by Culture of Resistance
This article appeared in the April 2013 print edition of the Portland Radicle.
March 16th marked the first of what we hope will be many gatherings in an effort to facilitate communication, networking, and solidarity among local anti-capitalists. Our common efforts demand coordinated strategies and efforts, and it is with this in mind that we were pleased to witness the assembly of more than 50 local anti-capitalists engaged in constructive discussions and even eagerly going into overtime. Groups with representatives in attendance included: the All-African People’s Revolutionary Party, Anarchist Black Cross, Blazing Arrow Organization, Blue Heron Collective, Food Not Bombs, Food & Garden Team, Hella 503, Industrial Workers of the World, Jericho Movement, Laughing Horse Infoshop, the Portland Radicle, PSU Student Action Coalition, Student Organizing Coalition, the Pink Tape Collective, Portland Central America Solidarity Committee, the Red & Black Cafe, several different neighborhood working groups coordinated under the umbrella of the community housing agreement, a loose assortment of other individuals from Portland (and one from Oakland) and, of course, the event’s hosts, Culture of Resistance.
Breaking into topic-based groups, those in attendance had a number of conversations on matters of deep concern to our community. The topics of these discussions, as determined by group proposal and participation based on interest, were: alternatives to the police, prison abolition and anti-repression, housing justice, community accountability & safer spaces, workplace struggles & organizing and May Day. The content of these discussions both was informed by the ongoing discourse around these topics within our community and, it is our hope, will contribute to the continued development of this discourse and practical application of theory in active praxis within our community.
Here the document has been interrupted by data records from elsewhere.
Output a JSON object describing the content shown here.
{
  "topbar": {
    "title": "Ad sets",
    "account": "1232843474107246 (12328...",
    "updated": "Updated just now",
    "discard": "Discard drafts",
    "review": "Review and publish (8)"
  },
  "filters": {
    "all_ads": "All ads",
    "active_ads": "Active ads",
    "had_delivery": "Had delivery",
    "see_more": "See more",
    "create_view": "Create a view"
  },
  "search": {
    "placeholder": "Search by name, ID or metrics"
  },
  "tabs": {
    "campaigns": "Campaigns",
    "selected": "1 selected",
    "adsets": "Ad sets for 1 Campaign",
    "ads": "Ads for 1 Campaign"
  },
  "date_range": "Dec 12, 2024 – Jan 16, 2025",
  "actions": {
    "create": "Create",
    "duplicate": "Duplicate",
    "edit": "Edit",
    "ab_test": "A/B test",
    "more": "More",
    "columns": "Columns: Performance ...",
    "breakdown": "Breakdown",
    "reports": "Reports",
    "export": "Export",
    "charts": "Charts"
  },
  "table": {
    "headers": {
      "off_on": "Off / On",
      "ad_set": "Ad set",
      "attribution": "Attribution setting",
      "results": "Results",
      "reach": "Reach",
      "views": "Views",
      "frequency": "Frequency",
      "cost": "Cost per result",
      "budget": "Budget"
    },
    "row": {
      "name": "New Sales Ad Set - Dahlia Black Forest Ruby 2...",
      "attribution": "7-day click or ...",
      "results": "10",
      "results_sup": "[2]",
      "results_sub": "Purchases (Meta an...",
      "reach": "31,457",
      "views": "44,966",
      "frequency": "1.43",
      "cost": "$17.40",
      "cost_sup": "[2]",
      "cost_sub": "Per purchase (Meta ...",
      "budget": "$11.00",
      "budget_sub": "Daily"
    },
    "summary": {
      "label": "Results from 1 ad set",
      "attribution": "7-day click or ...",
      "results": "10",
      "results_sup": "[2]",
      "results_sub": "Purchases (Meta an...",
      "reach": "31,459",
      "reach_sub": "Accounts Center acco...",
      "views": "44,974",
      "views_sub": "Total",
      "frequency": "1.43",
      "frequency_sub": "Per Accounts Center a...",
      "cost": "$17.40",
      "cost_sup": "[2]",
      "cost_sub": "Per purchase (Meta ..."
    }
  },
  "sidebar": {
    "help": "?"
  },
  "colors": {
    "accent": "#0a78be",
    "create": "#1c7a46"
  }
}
Questions such as “What does accountability within our community look like materially?” “How can we support unemployed construction workers with better public works projects to assuage tensions between labor and environmentalists when projects like the Columbia River Crossing threaten to deepen rifts between the two?” “How to we respond to police violence against our communities?” and “How can you help with ongoing projects such as prisoner letter writing night every last Tuesday at the Red & Black Cafe or with May Day organizing?” are all important to laying the foundations for building momentum in our struggle.
Finally, the general attendance of this assembly discussed the topic of anti-capitalist solidarity and what that should look like here in Portland. Ideas suggested to this end included: a non-sectarian focus on our common work, principled collaborations, organizing after the marching stops, integrating our projects into long-term campaigns, building our movement beyond subcultures and in the material community around us, broadening the scope of the struggles we consider as inhabiting the realm of anti-capitalist struggle and revisiting anti-capitalist histories to learn the lessons they have to teach us about our failures (how to avoid repeating them) and our victories (how to achieve them again). It is here, that we hope this discourse builds into an active and engaged manifestation within our community.
We’ve got to keep meeting like this, and it is our hope to help in facilitating further assemblies of this sort in future. In the meantime, perhaps our community should take up the opportunity to advance the discussions had at the Anti-Capitalist General Assembly, as well as other conversations by way of the myriad of possible frameworks to advance fun within our community. Such frameworks could include social nights like Music for the Working Class every last Wednesday at the Red & Black Cafe. These frameworks might also include film screenings or perhaps the ever-elusive radical soccer league. Ultimately, however, this discourse is not the next step but merely the ongoing process of maintaining a foundation for our struggle against capitalism. In the long run we must work with the people in our neighborhoods and communities, not just with radicals. We must build relationships and do the hard, unglamorous work.
There are many ideas floating around for what the next Anti-Capitalist Assembly should look like. We invite you to offer suggestions and assistance in making it everything our community needs it to be to help facilitate success within our movement. The next assembly could be more formal, perhaps taking the form of a spokes council with delegates prepared with proposals from their groups and decisions arrived at, or maybe even less formal, including more time for socializing among our fellow socialists. Ultimately, this is your assembly as much as it is ours and we encourage those investing their time, thoughts and energy in the end of the capitalist mode of production to contribute in making it happen.